By David Driver
Used with permission
As a reporter and anchor for CNN International, alumna Hala Gorani, BS Economics í92, has interviewed such high-profile newsmakers as Sinn Fein president Gerry Adams, Arab League Secretary General Amr Moussa, American boxing star Evander Holyfield and Italian fashion designers Miucca Prada and Donatella Versace.
But it is the interviews with common people that are often the most memorable for Gorani and reaffirm why she entered journalism.
"The interviews that stay with me are ordinary people who tell me extraordinary things that help me understand an event or a trend," she says.
One such interview stands out for Gorani. About four years ago, before most of the world had even heard of Darfur, she and a producer interviewed a middle-class couple who had fled the war-torn region of western Sudan.
"He was a veterinarian, and she was an engineer," she says in an interview from her office in Atlanta. "We followed them to a slum outside of Cairo. That was all they could afford."
Gorani, trained to think visually for television, asked the husband if he brought anything with him as he fled Darfur. He showed her the only memento he had: a photo of his father and two brothers. "They are all dead," he told her.
"That was the day we really got the Darfur story. That one interview made me understand," says Gorani, who co-anchors "Your World Today" with Jim Clancy.
"You get to tell the world the story of the drama and tell the world what to look out for. I do not take this lightly. I never forget that I have this unbelievable job."
While at Mason, Gorani wrote editorials and movie reviews and covered events for Broadside, Mason's student newspaper. "I would say working at Broadside, and writing, crystallized my desire to become a journalist," she says.
She began her career writing for the French daily La Voix du Nord and news agency Agence France Presse. Gorani moved to French network France 3 and covered stories for French cable network Paris Premiere. She then worked as an anchor for Bloomberg Television in London.

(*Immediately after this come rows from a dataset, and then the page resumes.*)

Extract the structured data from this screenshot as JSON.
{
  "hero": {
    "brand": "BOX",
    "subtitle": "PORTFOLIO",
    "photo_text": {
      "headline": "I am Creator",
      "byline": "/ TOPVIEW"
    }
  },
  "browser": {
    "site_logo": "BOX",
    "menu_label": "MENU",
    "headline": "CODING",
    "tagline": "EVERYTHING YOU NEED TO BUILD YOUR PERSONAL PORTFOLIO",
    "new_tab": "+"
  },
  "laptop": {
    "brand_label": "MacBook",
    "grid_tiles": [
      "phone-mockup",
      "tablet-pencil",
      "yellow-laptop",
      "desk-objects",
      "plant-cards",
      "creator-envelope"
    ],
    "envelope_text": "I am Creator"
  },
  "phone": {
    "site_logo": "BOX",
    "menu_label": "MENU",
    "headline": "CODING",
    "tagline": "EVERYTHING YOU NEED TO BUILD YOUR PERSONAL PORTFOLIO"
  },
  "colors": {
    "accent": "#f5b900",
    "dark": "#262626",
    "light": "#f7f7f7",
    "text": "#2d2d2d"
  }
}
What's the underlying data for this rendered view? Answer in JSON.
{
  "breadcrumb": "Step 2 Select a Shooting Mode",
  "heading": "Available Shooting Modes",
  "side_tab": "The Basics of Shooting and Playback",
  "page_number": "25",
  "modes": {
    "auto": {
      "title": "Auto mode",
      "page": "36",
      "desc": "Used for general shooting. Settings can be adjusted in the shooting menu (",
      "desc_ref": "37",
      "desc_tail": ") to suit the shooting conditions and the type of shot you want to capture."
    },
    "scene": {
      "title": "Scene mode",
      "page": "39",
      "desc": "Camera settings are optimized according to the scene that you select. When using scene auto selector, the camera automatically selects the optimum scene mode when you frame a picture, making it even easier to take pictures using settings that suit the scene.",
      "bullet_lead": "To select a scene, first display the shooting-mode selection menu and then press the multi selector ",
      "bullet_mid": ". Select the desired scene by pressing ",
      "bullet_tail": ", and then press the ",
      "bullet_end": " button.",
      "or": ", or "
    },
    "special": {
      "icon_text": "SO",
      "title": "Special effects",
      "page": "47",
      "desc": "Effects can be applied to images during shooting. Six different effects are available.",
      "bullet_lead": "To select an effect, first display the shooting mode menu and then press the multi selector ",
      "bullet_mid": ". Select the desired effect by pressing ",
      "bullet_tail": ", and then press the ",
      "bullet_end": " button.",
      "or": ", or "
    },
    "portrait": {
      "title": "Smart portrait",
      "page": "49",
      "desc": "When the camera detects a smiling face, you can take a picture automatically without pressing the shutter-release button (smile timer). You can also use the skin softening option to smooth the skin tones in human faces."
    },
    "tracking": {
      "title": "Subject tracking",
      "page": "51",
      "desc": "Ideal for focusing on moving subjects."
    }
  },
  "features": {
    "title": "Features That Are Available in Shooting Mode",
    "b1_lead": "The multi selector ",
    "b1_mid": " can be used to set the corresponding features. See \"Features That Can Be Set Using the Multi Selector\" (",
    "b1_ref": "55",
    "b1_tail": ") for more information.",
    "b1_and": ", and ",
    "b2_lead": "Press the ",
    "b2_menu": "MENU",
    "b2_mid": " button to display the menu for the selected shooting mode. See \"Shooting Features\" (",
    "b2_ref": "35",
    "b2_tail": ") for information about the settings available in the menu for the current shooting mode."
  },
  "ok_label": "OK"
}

"I was interested in financial journalism, but I knew I wasnít going to end my career at Bloomberg. It was a very good experience. I knew I wanted to do more political stories," she says.
Gorani left Bloomberg for CNN in 1998. While based in London, she anchored CNN Internationalís European breakfast show, "CNN Today." She also reported extensively for CNN from France, where she anchored CNNís live French election specials in May 2002. Gorani reported live from Paris in January 2002 during the historic currency switchover to the Euro.
Born in Seattle to Syrian parents, Gorani spent most of her youth in Paris and speaks French, English and Arabic. She has been to 20 of the 22 countries in the Arab League and recently returned from her first trip to Iraq, where she stayed for several weeks. She also anchors and files monthly reports for "Inside the Middle East," a half-hour show on cultural and social issues in the region.
"I think what surprises you is, on a daily basis, life goes on," she says of Iraqis. "It is not every five minutes that a bomb goes off."
At the same time, she says, "I was surprised how much more desperate the situation is than I thought. They cannot have a normal conversation anymore. All they talk about is their misery. Everybody has a tragedy, everyone has a frustration and stories of despair. It is a whole country paralyzed with despair, drama and frustration at the highest level I have ever seen."
Traveling around the world to report on these situations firsthand is challenging in many ways, Gorani has found, but she wouldn't have it any other way.
"It is hard to have a rich personal life and travel 80 percent of the time," she notes. However, "You make that sacrifice willingly."